Georeferencing describes the process of locating an entity in 'real world' coordinates. For example, you would georeference your house by determining its latitude and longitude coordinates.
Georeferencing has become more prominent in recent years due to the increasing availability of Geographic Information System (GIS) tools designed to facilitate this process. The Reach Indexing Tool (RIT) is an example of such a tool. It is designed to facilitate the location and identification of surface water entities, which have associated attribute data stored in a database, and to georeference them to EPA's National Hydrography Dataset (NHD)
Surface water entities are sets of hydrologic features (such as streams, lakes, or shorelines) that are grouped together for management purposes. Examples of surface water entities could be fish consumption advisories or no discharge zones. Surface water entities are also important for Clean Water Act reporting, such as the Assessment Units used for Section 305(b) water quality reports.
Once a surface water entity has been georeferenced, the relationship between the entity and its 'real world' location can be used to map and display information about the entity. Frequently this information is stored in a database that was designed without consideration for how the data could be used with GIS. Effectively displaying attribute data in a database through a GIS requires some design considerations in addition to those used in standard database design. The inability to accurately map data in a database is called spatial indeterminacy.

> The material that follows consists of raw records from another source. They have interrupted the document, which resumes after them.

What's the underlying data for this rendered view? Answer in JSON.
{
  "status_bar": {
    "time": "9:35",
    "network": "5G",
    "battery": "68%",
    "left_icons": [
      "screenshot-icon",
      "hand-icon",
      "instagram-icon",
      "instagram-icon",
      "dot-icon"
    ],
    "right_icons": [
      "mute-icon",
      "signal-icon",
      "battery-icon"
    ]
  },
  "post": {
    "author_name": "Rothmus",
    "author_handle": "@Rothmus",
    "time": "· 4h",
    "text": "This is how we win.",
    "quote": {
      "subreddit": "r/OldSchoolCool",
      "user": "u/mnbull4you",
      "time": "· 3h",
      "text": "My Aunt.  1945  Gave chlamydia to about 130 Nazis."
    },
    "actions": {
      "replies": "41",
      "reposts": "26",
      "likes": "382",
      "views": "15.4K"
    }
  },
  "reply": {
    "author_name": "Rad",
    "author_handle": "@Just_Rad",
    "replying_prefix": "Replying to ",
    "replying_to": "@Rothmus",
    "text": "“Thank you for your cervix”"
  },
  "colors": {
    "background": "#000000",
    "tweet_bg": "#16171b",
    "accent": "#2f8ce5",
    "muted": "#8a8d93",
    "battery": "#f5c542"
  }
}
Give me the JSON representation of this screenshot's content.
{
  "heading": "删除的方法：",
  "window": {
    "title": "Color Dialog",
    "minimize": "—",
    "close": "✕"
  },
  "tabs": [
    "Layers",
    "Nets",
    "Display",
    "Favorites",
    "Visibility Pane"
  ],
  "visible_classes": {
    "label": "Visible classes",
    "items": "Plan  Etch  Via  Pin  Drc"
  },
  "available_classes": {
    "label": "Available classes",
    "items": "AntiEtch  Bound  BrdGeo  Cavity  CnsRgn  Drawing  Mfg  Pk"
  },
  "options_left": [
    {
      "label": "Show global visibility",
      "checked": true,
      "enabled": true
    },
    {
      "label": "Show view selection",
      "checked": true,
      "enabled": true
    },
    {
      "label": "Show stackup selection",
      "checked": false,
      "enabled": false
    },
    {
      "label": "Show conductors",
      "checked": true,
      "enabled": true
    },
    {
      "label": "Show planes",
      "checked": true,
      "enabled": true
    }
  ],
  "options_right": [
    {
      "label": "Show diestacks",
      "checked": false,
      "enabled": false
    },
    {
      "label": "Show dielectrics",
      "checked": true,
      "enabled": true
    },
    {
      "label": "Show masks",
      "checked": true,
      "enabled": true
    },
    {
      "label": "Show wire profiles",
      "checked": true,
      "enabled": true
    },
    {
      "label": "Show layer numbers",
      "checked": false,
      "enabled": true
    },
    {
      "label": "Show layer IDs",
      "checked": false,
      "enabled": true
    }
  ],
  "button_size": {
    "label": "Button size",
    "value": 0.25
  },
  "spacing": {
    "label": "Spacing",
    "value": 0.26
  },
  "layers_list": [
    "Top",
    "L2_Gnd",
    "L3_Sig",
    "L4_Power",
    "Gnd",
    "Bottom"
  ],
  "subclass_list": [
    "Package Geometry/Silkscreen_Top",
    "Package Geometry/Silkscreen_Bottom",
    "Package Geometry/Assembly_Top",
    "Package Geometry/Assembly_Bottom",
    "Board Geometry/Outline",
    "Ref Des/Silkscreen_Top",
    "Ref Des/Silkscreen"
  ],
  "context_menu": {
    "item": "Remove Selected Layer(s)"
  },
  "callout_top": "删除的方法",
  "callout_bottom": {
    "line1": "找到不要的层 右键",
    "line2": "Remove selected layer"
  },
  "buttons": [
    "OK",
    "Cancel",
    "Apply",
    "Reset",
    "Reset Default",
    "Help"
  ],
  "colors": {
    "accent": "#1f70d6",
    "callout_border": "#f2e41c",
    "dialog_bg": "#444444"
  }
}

The following discussion of spatial indeterminacy and possible solutions will use the national database that has been designed to track assessments of surface water quality under the 305(b) Clean Water Act as an example.